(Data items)
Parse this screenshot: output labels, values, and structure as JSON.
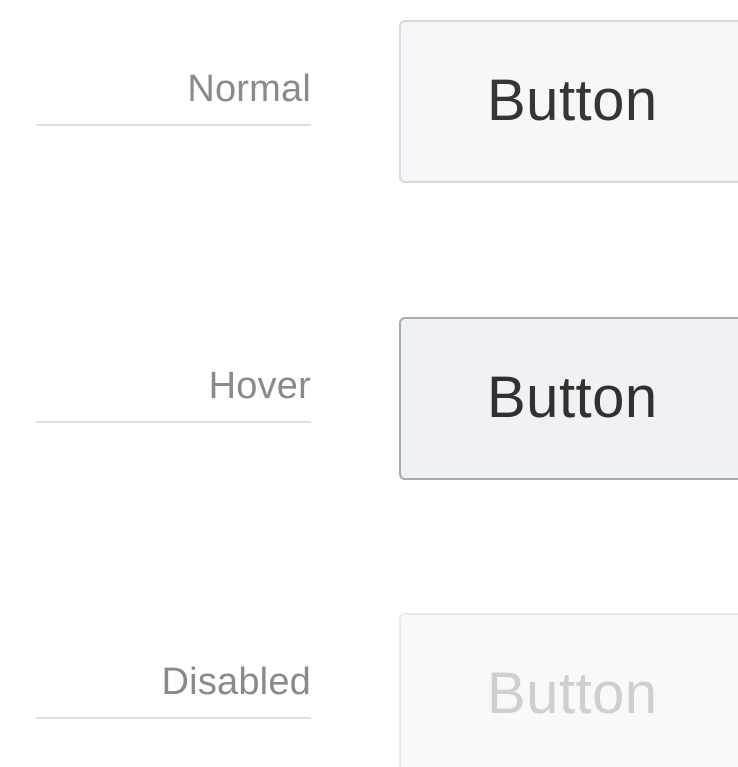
{
  "states": {
    "normal": {
      "label": "Normal",
      "button_label": "Button"
    },
    "hover": {
      "label": "Hover",
      "button_label": "Button"
    },
    "disabled": {
      "label": "Disabled",
      "button_label": "Button"
    }
  },
  "colors": {
    "label_text": "#8a8a8a",
    "divider": "#dedede",
    "button_text": "#353535",
    "button_bg": "#f6f7f9",
    "button_border": "#d9dadd",
    "hover_border": "#a8abb5",
    "disabled_text": "#cfcfd2"
  }
}
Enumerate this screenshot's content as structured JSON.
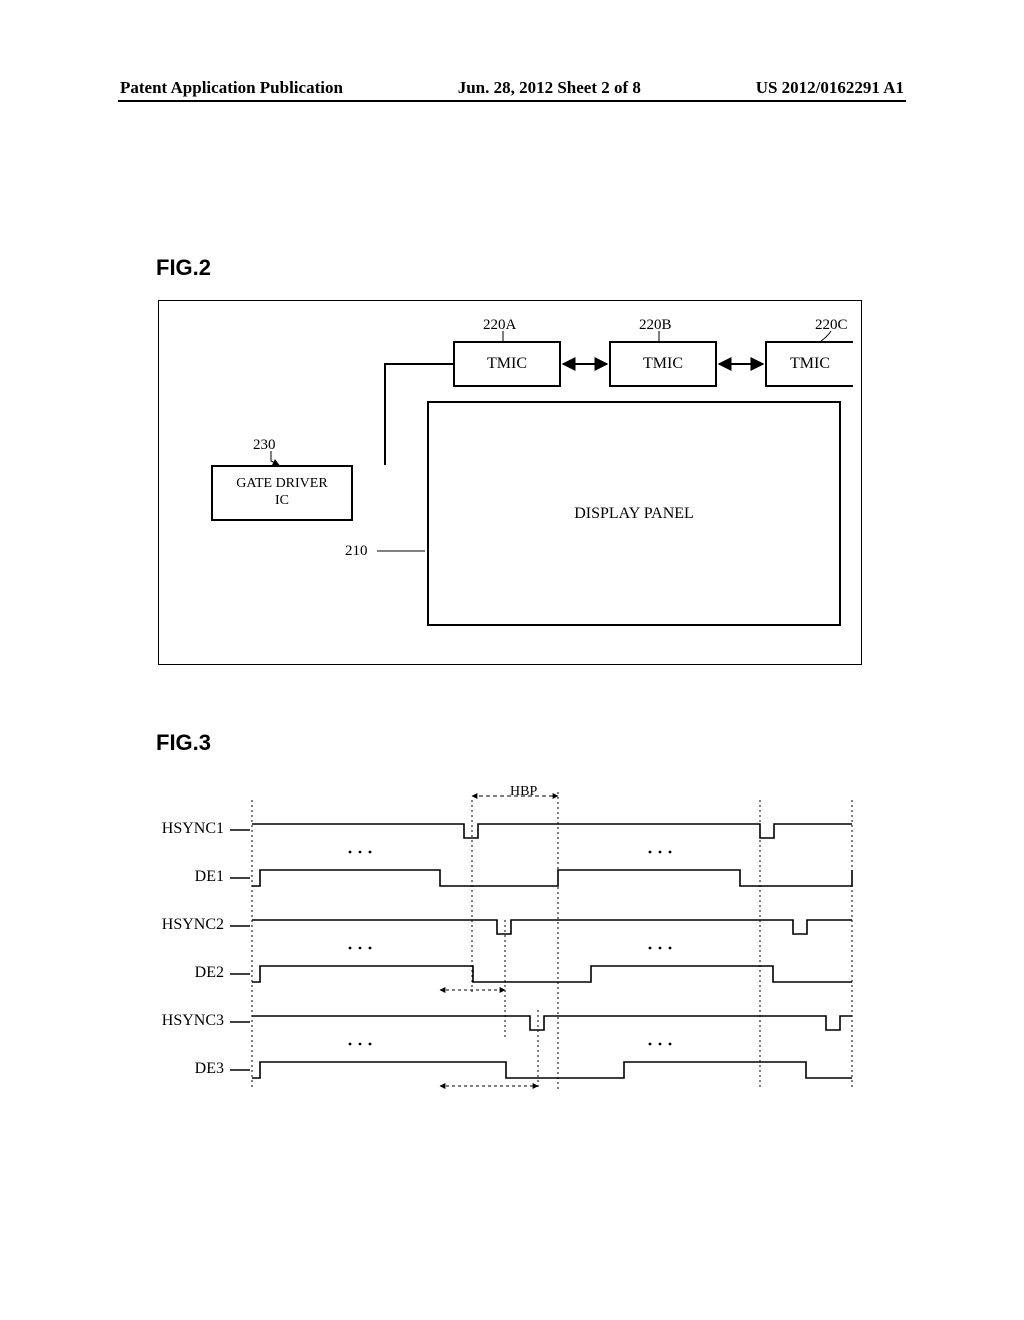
{
  "header": {
    "left": "Patent Application Publication",
    "mid": "Jun. 28, 2012  Sheet 2 of 8",
    "right": "US 2012/0162291 A1"
  },
  "figlabels": {
    "f2": "FIG.2",
    "f3": "FIG.3"
  },
  "fig2": {
    "tmic": "TMIC",
    "dispanel": "DISPLAY PANEL",
    "gatedrv": "GATE DRIVER\nIC",
    "ref220A": "220A",
    "ref220B": "220B",
    "ref220C": "220C",
    "ref230": "230",
    "ref210": "210"
  },
  "fig3": {
    "hbp": "HBP",
    "signals": [
      "HSYNC1",
      "DE1",
      "HSYNC2",
      "DE2",
      "HSYNC3",
      "DE3"
    ]
  },
  "chart_data": {
    "type": "table",
    "description": "Timing diagram: three sets of HSYNC (negative pulse) and DE (active-high) signals; HSYNC2/DE2 and HSYNC3/DE3 are progressively shifted right relative to HSYNC1/DE1. HBP (horizontal back porch) spans from HSYNC falling edge to DE rising edge.",
    "signals": [
      {
        "name": "HSYNC1",
        "type": "negative-pulse",
        "period_rel": 1.0,
        "offset_rel": 0.0,
        "pulse_width_rel": 0.03
      },
      {
        "name": "DE1",
        "type": "active-high-with-blank",
        "period_rel": 1.0,
        "offset_rel": 0.0,
        "blank_start_rel": 0.41,
        "blank_end_rel": 0.57
      },
      {
        "name": "HSYNC2",
        "type": "negative-pulse",
        "period_rel": 1.0,
        "offset_rel": 0.09,
        "pulse_width_rel": 0.03
      },
      {
        "name": "DE2",
        "type": "active-high-with-blank",
        "period_rel": 1.0,
        "offset_rel": 0.09,
        "blank_start_rel": 0.41,
        "blank_end_rel": 0.57
      },
      {
        "name": "HSYNC3",
        "type": "negative-pulse",
        "period_rel": 1.0,
        "offset_rel": 0.18,
        "pulse_width_rel": 0.03
      },
      {
        "name": "DE3",
        "type": "active-high-with-blank",
        "period_rel": 1.0,
        "offset_rel": 0.18,
        "blank_start_rel": 0.41,
        "blank_end_rel": 0.57
      }
    ],
    "hbp_span_rel": {
      "start": 0.44,
      "end": 0.57
    }
  }
}
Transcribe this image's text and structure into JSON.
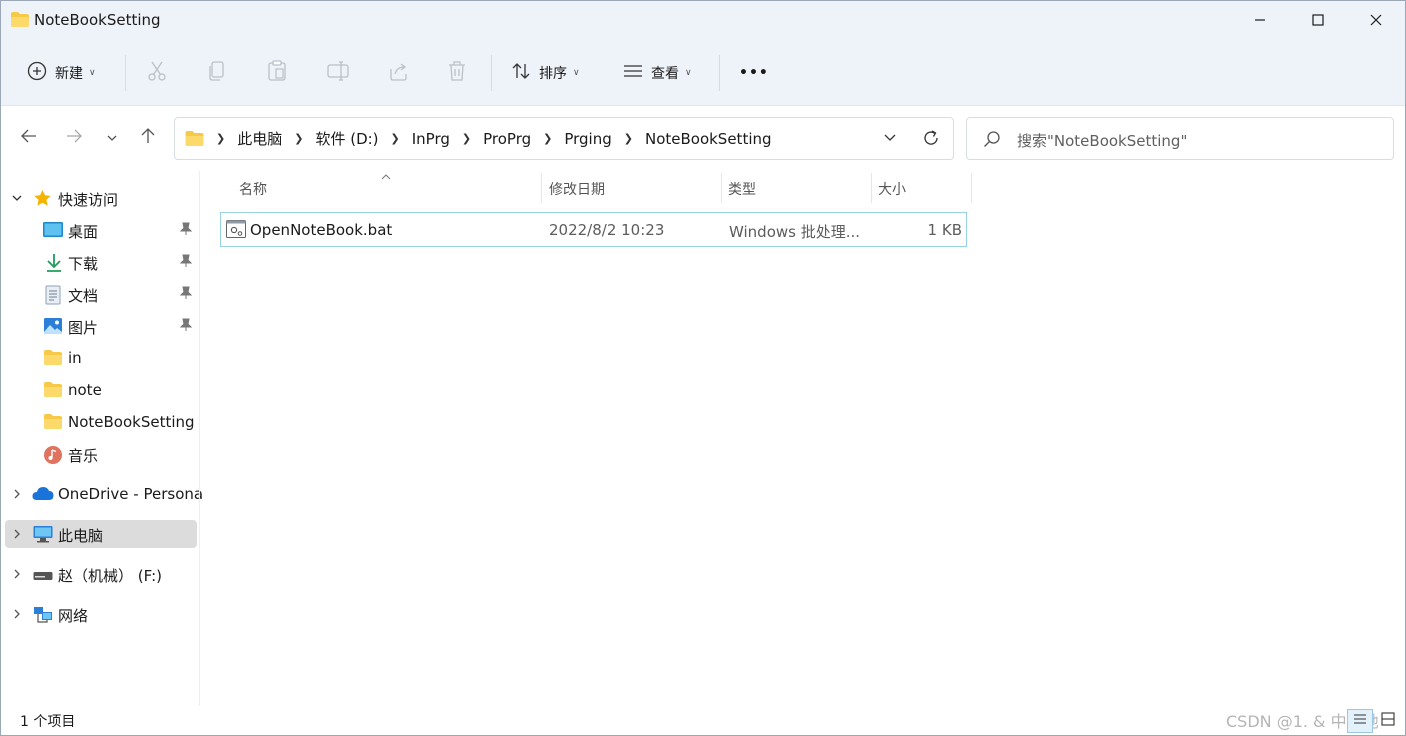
{
  "window": {
    "title": "NoteBookSetting"
  },
  "toolbar": {
    "new_label": "新建",
    "sort_label": "排序",
    "view_label": "查看",
    "more_label": "•••"
  },
  "address": {
    "crumbs": [
      "此电脑",
      "软件 (D:)",
      "InPrg",
      "ProPrg",
      "Prging",
      "NoteBookSetting"
    ]
  },
  "search": {
    "placeholder": "搜索\"NoteBookSetting\""
  },
  "nav": {
    "quick_access": "快速访问",
    "quick_items": [
      {
        "label": "桌面",
        "icon": "desktop-icon"
      },
      {
        "label": "下载",
        "icon": "download-icon"
      },
      {
        "label": "文档",
        "icon": "document-icon"
      },
      {
        "label": "图片",
        "icon": "pictures-icon"
      },
      {
        "label": "in",
        "icon": "folder-icon"
      },
      {
        "label": "note",
        "icon": "folder-icon"
      },
      {
        "label": "NoteBookSetting",
        "icon": "folder-icon"
      },
      {
        "label": "音乐",
        "icon": "music-icon"
      }
    ],
    "onedrive": "OneDrive - Persona",
    "this_pc": "此电脑",
    "drive_f": "赵（机械） (F:)",
    "network": "网络"
  },
  "columns": {
    "name": "名称",
    "modified": "修改日期",
    "type": "类型",
    "size": "大小"
  },
  "files": [
    {
      "name": "OpenNoteBook.bat",
      "modified": "2022/8/2 10:23",
      "type": "Windows 批处理...",
      "size": "1 KB"
    }
  ],
  "status": {
    "count": "1 个项目"
  },
  "watermark": "CSDN @1. & 中华她",
  "colors": {
    "chrome_bg": "#eef3f9",
    "selected_row_border": "#99d1e6",
    "folder_yellow": "#f7c948",
    "star_yellow": "#f4b400"
  }
}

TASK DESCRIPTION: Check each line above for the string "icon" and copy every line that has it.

ANSWER FOR THE TASK:
        "icon": "desktop-icon"
        "icon": "download-icon"
        "icon": "document-icon"
        "icon": "pictures-icon"
        "icon": "folder-icon"
        "icon": "folder-icon"
        "icon": "folder-icon"
        "icon": "music-icon"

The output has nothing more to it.